*** Opening EXERCISE DATA ***

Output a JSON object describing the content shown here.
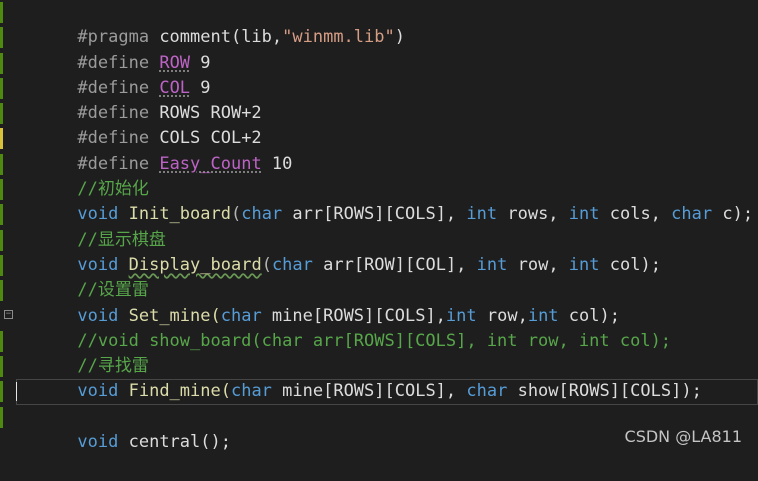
{
  "lines": [
    {
      "t1": "#pragma",
      "t2": " comment(lib,",
      "t3": "\"winmm.lib\"",
      "t4": ")"
    },
    {
      "t1": "#define",
      "t2": " ",
      "t3": "ROW",
      "t4": " 9"
    },
    {
      "t1": "#define",
      "t2": " ",
      "t3": "COL",
      "t4": " 9"
    },
    {
      "t1": "#define",
      "t2": " ROWS ROW+2"
    },
    {
      "t1": "#define",
      "t2": " COLS COL+2"
    },
    {
      "t1": "#define",
      "t2": " ",
      "t3": "Easy_Count",
      "t4": " 10"
    },
    {
      "t1": "//初始化"
    },
    {
      "t1": "void",
      "t2": " Init_board",
      "t3": "(",
      "t4": "char",
      "t5": " arr[ROWS][COLS], ",
      "t6": "int",
      "t7": " rows, ",
      "t8": "int",
      "t9": " cols, ",
      "t10": "char",
      "t11": " c);"
    },
    {
      "t1": "//显示棋盘"
    },
    {
      "t1": "void",
      "t2": " ",
      "t3": "Display_board",
      "t4": "(",
      "t5": "char",
      "t6": " arr[ROW][COL], ",
      "t7": "int",
      "t8": " row, ",
      "t9": "int",
      "t10": " col);"
    },
    {
      "t1": "//设置雷"
    },
    {
      "t1": "void",
      "t2": " Set_mine(",
      "t3": "char",
      "t4": " mine[ROWS][COLS],",
      "t5": "int",
      "t6": " row,",
      "t7": "int",
      "t8": " col);"
    },
    {
      "t1": "//void show_board(char arr[ROWS][COLS], int row, int col);"
    },
    {
      "t1": "//寻找雷"
    },
    {
      "t1": "void",
      "t2": " Find_mine(",
      "t3": "char",
      "t4": " mine[ROWS][COLS], ",
      "t5": "char",
      "t6": " show[ROWS][COLS]);"
    },
    {
      "t1": ""
    },
    {
      "t1": "void",
      "t2": " central();"
    }
  ],
  "watermark": "CSDN @LA811",
  "colors": {
    "background": "#1e1e1e",
    "keyword": "#569cd6",
    "comment": "#57a64a",
    "string": "#d69d85",
    "function": "#dcdcaa",
    "preprocessor": "#9b9b9b"
  }
}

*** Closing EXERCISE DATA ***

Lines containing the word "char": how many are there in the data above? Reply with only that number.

● EXERCISE OUTPUT
7